[Entries from a dataset of interfaces]
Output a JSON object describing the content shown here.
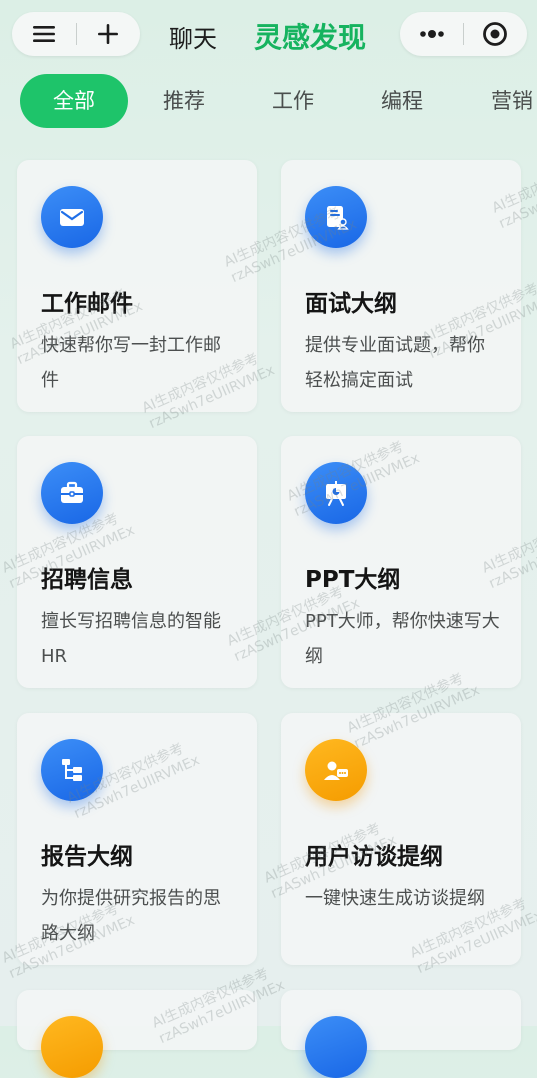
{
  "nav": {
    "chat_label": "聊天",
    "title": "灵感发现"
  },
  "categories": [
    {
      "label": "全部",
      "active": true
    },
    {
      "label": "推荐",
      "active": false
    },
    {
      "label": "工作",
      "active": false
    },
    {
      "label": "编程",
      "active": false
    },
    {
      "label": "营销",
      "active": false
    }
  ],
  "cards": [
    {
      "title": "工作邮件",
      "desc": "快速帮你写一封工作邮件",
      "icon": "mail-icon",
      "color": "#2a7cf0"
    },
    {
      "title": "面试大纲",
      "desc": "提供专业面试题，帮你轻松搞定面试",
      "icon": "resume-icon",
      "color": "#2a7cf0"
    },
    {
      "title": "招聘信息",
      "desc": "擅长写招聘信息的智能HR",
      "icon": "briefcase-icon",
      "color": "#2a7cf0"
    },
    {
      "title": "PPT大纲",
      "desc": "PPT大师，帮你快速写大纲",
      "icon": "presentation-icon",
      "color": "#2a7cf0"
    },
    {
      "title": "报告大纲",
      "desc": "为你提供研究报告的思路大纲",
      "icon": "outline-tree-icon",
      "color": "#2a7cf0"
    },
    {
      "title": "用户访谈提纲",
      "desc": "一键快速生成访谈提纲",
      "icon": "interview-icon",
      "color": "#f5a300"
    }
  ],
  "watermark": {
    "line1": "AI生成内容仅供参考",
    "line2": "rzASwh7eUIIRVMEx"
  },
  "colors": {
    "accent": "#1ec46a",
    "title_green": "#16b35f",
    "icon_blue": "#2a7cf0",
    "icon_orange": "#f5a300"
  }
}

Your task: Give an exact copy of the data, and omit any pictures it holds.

Answer to the exercise:
Output a JSON object describing the content shown here.
{
  "nav": {
    "chat_label": "聊天",
    "title": "灵感发现"
  },
  "categories": [
    {
      "label": "全部",
      "active": true
    },
    {
      "label": "推荐",
      "active": false
    },
    {
      "label": "工作",
      "active": false
    },
    {
      "label": "编程",
      "active": false
    },
    {
      "label": "营销",
      "active": false
    }
  ],
  "cards": [
    {
      "title": "工作邮件",
      "desc": "快速帮你写一封工作邮件",
      "icon": "mail-icon",
      "color": "#2a7cf0"
    },
    {
      "title": "面试大纲",
      "desc": "提供专业面试题，帮你轻松搞定面试",
      "icon": "resume-icon",
      "color": "#2a7cf0"
    },
    {
      "title": "招聘信息",
      "desc": "擅长写招聘信息的智能HR",
      "icon": "briefcase-icon",
      "color": "#2a7cf0"
    },
    {
      "title": "PPT大纲",
      "desc": "PPT大师，帮你快速写大纲",
      "icon": "presentation-icon",
      "color": "#2a7cf0"
    },
    {
      "title": "报告大纲",
      "desc": "为你提供研究报告的思路大纲",
      "icon": "outline-tree-icon",
      "color": "#2a7cf0"
    },
    {
      "title": "用户访谈提纲",
      "desc": "一键快速生成访谈提纲",
      "icon": "interview-icon",
      "color": "#f5a300"
    }
  ],
  "watermark": {
    "line1": "AI生成内容仅供参考",
    "line2": "rzASwh7eUIIRVMEx"
  },
  "colors": {
    "accent": "#1ec46a",
    "title_green": "#16b35f",
    "icon_blue": "#2a7cf0",
    "icon_orange": "#f5a300"
  }
}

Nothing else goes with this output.